Entries from a dataset of interfaces
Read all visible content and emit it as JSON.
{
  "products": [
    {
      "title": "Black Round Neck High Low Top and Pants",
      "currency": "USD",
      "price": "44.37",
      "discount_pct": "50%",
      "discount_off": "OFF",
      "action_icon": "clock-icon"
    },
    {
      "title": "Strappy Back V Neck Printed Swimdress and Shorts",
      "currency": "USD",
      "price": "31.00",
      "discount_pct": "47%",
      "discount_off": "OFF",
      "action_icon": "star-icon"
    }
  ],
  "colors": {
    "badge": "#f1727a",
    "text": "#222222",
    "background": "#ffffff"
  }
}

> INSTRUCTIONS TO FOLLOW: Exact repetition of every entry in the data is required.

> RESULT OF THIS TASK:
Read all visible content and emit it as JSON.
{
  "products": [
    {
      "title": "Black Round Neck High Low Top and Pants",
      "currency": "USD",
      "price": "44.37",
      "discount_pct": "50%",
      "discount_off": "OFF",
      "action_icon": "clock-icon"
    },
    {
      "title": "Strappy Back V Neck Printed Swimdress and Shorts",
      "currency": "USD",
      "price": "31.00",
      "discount_pct": "47%",
      "discount_off": "OFF",
      "action_icon": "star-icon"
    }
  ],
  "colors": {
    "badge": "#f1727a",
    "text": "#222222",
    "background": "#ffffff"
  }
}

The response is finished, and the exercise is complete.